Addressing police numbers was a difficult matter politically.  Police numbers were a matter for Chief Constables, not the Home Secretary, who can only advise.  The first part of the Twentieth Century saw a greater reliance on Special Constables and the introduction of Community Support Officers to address the problem, generating concern about a lack of training and experience.

Police Authorities frequently voiced concerns about the Total Standard Spending (TSS) figure produced by the Home Office, claiming that it did not cover increasing costs.

Particularly controversial was the ‘top slicing’ by the Home Office – the allocation of funds from the central grant directly to national schemes, such as the Airwave communications project – and the replacement of general grants with specific grants, ‘ring fenced’ for particular purposes. This sort of complaint, however, is endemic to the centre-local relationship, and is found more widely within local government and the NHS.

The cost of the police pension scheme is another cost for forces, particularly as early retirement is commonplace among police officers and their funded occupational pensions, which increase annually, were seen as a burden on resources.

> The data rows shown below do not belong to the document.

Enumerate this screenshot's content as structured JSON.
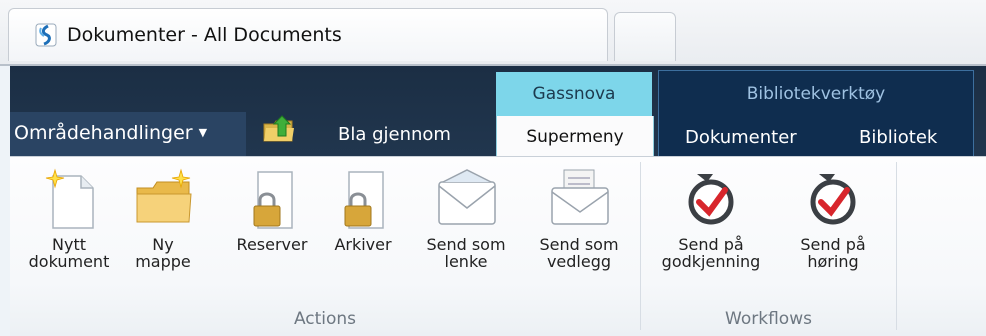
{
  "browser": {
    "tab_title": "Dokumenter - All Documents"
  },
  "ribbon": {
    "area_actions_label": "Områdehandlinger",
    "tabs": {
      "browse": "Bla gjennom",
      "gassnova_context": "Gassnova",
      "supermeny": "Supermeny",
      "library_tools_context": "Bibliotekverktøy",
      "documents": "Dokumenter",
      "library": "Bibliotek"
    },
    "groups": {
      "actions": "Actions",
      "workflows": "Workflows"
    },
    "commands": [
      {
        "label": "Nytt\ndokument",
        "icon": "new-document-icon"
      },
      {
        "label": "Ny\nmappe",
        "icon": "new-folder-icon"
      },
      {
        "label": "Reserver",
        "icon": "checkout-lock-icon"
      },
      {
        "label": "Arkiver",
        "icon": "archive-lock-icon"
      },
      {
        "label": "Send som\nlenke",
        "icon": "envelope-link-icon"
      },
      {
        "label": "Send som\nvedlegg",
        "icon": "envelope-attachment-icon"
      },
      {
        "label": "Send på\ngodkjenning",
        "icon": "workflow-approval-icon"
      },
      {
        "label": "Send på\nhøring",
        "icon": "workflow-review-icon"
      }
    ]
  },
  "colors": {
    "ribbon_dark": "#1b2e44",
    "gassnova_accent": "#7dd6ea",
    "library_tools_bg": "#0f2d4f",
    "checkmark_red": "#d8262c"
  }
}
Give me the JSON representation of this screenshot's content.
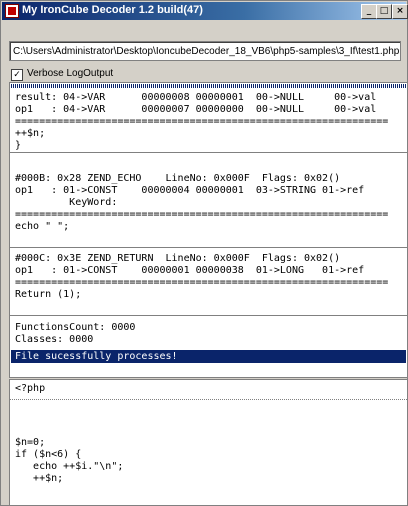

Cuts in the early 2010s
Cuts to police funding announced in the October 2010 Spending Review as part of the Government’s programme to tackle the huge deficit also attracted considerable controversy. Funding was set to reduce by 20 per cent in real terms by 2014/15 or 14 per cent when council tax precepts were taken into account.

The Treasury claimed that by cutting out costs and scrapping bureaucracy, “hundreds of millions of pounds, and hundreds of thousands of man hours” would be saved, and the funding cuts, therefore, “should not lead to any reduction in police officers visible and available on the streets.”

However, the Association of Chief Police Officers felt the cumulative impact of the cuts would “translate into fewer police officers”, and Labour claimed the cuts would mean “thousands fewer police officers” which would “undermine the fight against crime..and the safety of our communities.”

Further controversy was created by the decision to replace Police Authorities with directly elected Police and Crime Commissioners. Elections were held on 15 November 2012 in England (excluding London) and Wales, with the new Commissioners taking office on 22 November in 41 police force areas.

Although the Police Authorities had opposed the change, they were commended by HMIC who found authority members were “determined to leave a strong foundation and positive legacy for the incoming Police and Crime Commissioner, with many examples of individuals willingly taking on extra responsibilities to help secure this – even though their tenure with the authority will shortly end.”